WHAT IS EXPECTED -
Return every line below exactly.

Top of EXTRACTED ENTRIES

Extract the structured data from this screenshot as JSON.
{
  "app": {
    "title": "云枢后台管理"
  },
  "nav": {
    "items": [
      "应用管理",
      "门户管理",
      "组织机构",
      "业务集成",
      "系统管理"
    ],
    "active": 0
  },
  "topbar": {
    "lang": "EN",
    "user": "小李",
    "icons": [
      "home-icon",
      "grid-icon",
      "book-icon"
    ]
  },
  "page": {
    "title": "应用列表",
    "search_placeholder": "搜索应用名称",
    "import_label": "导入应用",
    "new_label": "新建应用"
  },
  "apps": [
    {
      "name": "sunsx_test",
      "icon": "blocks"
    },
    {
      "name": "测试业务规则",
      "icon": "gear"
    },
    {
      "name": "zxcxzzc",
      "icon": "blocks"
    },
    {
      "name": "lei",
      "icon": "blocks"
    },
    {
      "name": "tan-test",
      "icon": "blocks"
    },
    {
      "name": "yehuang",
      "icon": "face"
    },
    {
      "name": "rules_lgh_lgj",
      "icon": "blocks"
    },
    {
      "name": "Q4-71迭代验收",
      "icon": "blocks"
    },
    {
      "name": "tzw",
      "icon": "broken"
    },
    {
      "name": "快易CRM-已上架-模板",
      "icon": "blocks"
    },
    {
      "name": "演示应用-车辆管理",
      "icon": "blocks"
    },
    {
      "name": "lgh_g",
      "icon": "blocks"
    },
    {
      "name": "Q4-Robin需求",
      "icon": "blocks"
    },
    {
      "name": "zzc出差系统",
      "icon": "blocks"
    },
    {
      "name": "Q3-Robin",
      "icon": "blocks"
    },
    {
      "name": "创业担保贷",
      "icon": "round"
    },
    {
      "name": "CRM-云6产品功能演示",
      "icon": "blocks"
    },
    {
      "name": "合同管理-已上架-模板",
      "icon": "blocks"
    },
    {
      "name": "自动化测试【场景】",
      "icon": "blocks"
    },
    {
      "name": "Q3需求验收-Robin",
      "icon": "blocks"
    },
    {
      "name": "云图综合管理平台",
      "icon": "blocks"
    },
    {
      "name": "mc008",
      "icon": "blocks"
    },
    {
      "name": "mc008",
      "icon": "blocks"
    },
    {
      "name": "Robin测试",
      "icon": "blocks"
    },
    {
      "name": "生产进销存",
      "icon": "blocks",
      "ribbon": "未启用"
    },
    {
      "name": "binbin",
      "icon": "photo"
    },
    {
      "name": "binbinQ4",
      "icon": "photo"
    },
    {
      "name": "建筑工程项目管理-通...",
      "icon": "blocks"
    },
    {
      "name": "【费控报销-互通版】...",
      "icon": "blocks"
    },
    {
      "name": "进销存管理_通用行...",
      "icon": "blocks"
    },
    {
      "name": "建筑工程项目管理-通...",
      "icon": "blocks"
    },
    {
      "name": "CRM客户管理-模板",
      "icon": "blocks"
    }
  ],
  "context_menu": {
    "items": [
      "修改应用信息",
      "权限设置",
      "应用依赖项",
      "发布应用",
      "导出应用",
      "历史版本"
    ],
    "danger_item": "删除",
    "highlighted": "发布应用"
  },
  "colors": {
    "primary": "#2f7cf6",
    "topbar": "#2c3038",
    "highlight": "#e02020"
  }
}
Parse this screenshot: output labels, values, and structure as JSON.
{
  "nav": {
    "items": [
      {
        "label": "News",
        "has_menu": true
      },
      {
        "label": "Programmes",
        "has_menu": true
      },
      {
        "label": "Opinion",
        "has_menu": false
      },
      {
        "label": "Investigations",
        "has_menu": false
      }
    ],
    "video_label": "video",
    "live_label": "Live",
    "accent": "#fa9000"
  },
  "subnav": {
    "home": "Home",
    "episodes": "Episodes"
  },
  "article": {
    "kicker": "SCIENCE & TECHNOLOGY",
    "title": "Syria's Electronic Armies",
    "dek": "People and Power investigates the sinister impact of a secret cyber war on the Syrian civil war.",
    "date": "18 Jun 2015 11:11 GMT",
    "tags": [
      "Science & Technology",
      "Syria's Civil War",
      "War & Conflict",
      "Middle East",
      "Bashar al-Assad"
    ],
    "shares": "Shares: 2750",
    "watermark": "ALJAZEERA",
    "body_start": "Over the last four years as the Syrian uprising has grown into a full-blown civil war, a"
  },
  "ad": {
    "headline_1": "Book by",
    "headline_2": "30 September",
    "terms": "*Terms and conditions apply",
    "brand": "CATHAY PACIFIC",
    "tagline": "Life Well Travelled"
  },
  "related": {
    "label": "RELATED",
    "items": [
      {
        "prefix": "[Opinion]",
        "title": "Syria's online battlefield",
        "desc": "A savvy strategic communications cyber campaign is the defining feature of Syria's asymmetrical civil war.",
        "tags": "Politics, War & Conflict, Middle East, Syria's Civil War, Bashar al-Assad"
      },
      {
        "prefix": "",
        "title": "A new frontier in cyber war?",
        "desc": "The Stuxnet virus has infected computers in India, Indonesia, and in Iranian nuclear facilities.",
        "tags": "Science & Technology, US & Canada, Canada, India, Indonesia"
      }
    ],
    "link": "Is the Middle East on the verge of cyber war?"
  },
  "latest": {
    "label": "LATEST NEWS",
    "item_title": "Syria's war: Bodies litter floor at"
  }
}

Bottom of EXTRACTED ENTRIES

RESULT BELOW -
Extract the structured data from this screenshot as JSON.
{
  "app": {
    "title": "云枢后台管理"
  },
  "nav": {
    "items": [
      "应用管理",
      "门户管理",
      "组织机构",
      "业务集成",
      "系统管理"
    ],
    "active": 0
  },
  "topbar": {
    "lang": "EN",
    "user": "小李",
    "icons": [
      "home-icon",
      "grid-icon",
      "book-icon"
    ]
  },
  "page": {
    "title": "应用列表",
    "search_placeholder": "搜索应用名称",
    "import_label": "导入应用",
    "new_label": "新建应用"
  },
  "apps": [
    {
      "name": "sunsx_test",
      "icon": "blocks"
    },
    {
      "name": "测试业务规则",
      "icon": "gear"
    },
    {
      "name": "zxcxzzc",
      "icon": "blocks"
    },
    {
      "name": "lei",
      "icon": "blocks"
    },
    {
      "name": "tan-test",
      "icon": "blocks"
    },
    {
      "name": "yehuang",
      "icon": "face"
    },
    {
      "name": "rules_lgh_lgj",
      "icon": "blocks"
    },
    {
      "name": "Q4-71迭代验收",
      "icon": "blocks"
    },
    {
      "name": "tzw",
      "icon": "broken"
    },
    {
      "name": "快易CRM-已上架-模板",
      "icon": "blocks"
    },
    {
      "name": "演示应用-车辆管理",
      "icon": "blocks"
    },
    {
      "name": "lgh_g",
      "icon": "blocks"
    },
    {
      "name": "Q4-Robin需求",
      "icon": "blocks"
    },
    {
      "name": "zzc出差系统",
      "icon": "blocks"
    },
    {
      "name": "Q3-Robin",
      "icon": "blocks"
    },
    {
      "name": "创业担保贷",
      "icon": "round"
    },
    {
      "name": "CRM-云6产品功能演示",
      "icon": "blocks"
    },
    {
      "name": "合同管理-已上架-模板",
      "icon": "blocks"
    },
    {
      "name": "自动化测试【场景】",
      "icon": "blocks"
    },
    {
      "name": "Q3需求验收-Robin",
      "icon": "blocks"
    },
    {
      "name": "云图综合管理平台",
      "icon": "blocks"
    },
    {
      "name": "mc008",
      "icon": "blocks"
    },
    {
      "name": "mc008",
      "icon": "blocks"
    },
    {
      "name": "Robin测试",
      "icon": "blocks"
    },
    {
      "name": "生产进销存",
      "icon": "blocks",
      "ribbon": "未启用"
    },
    {
      "name": "binbin",
      "icon": "photo"
    },
    {
      "name": "binbinQ4",
      "icon": "photo"
    },
    {
      "name": "建筑工程项目管理-通...",
      "icon": "blocks"
    },
    {
      "name": "【费控报销-互通版】...",
      "icon": "blocks"
    },
    {
      "name": "进销存管理_通用行...",
      "icon": "blocks"
    },
    {
      "name": "建筑工程项目管理-通...",
      "icon": "blocks"
    },
    {
      "name": "CRM客户管理-模板",
      "icon": "blocks"
    }
  ],
  "context_menu": {
    "items": [
      "修改应用信息",
      "权限设置",
      "应用依赖项",
      "发布应用",
      "导出应用",
      "历史版本"
    ],
    "danger_item": "删除",
    "highlighted": "发布应用"
  },
  "colors": {
    "primary": "#2f7cf6",
    "topbar": "#2c3038",
    "highlight": "#e02020"
  }
}
Parse this screenshot: output labels, values, and structure as JSON.
{
  "nav": {
    "items": [
      {
        "label": "News",
        "has_menu": true
      },
      {
        "label": "Programmes",
        "has_menu": true
      },
      {
        "label": "Opinion",
        "has_menu": false
      },
      {
        "label": "Investigations",
        "has_menu": false
      }
    ],
    "video_label": "video",
    "live_label": "Live",
    "accent": "#fa9000"
  },
  "subnav": {
    "home": "Home",
    "episodes": "Episodes"
  },
  "article": {
    "kicker": "SCIENCE & TECHNOLOGY",
    "title": "Syria's Electronic Armies",
    "dek": "People and Power investigates the sinister impact of a secret cyber war on the Syrian civil war.",
    "date": "18 Jun 2015 11:11 GMT",
    "tags": [
      "Science & Technology",
      "Syria's Civil War",
      "War & Conflict",
      "Middle East",
      "Bashar al-Assad"
    ],
    "shares": "Shares: 2750",
    "watermark": "ALJAZEERA",
    "body_start": "Over the last four years as the Syrian uprising has grown into a full-blown civil war, a"
  },
  "ad": {
    "headline_1": "Book by",
    "headline_2": "30 September",
    "terms": "*Terms and conditions apply",
    "brand": "CATHAY PACIFIC",
    "tagline": "Life Well Travelled"
  },
  "related": {
    "label": "RELATED",
    "items": [
      {
        "prefix": "[Opinion]",
        "title": "Syria's online battlefield",
        "desc": "A savvy strategic communications cyber campaign is the defining feature of Syria's asymmetrical civil war.",
        "tags": "Politics, War & Conflict, Middle East, Syria's Civil War, Bashar al-Assad"
      },
      {
        "prefix": "",
        "title": "A new frontier in cyber war?",
        "desc": "The Stuxnet virus has infected computers in India, Indonesia, and in Iranian nuclear facilities.",
        "tags": "Science & Technology, US & Canada, Canada, India, Indonesia"
      }
    ],
    "link": "Is the Middle East on the verge of cyber war?"
  },
  "latest": {
    "label": "LATEST NEWS",
    "item_title": "Syria's war: Bodies litter floor at"
  }
}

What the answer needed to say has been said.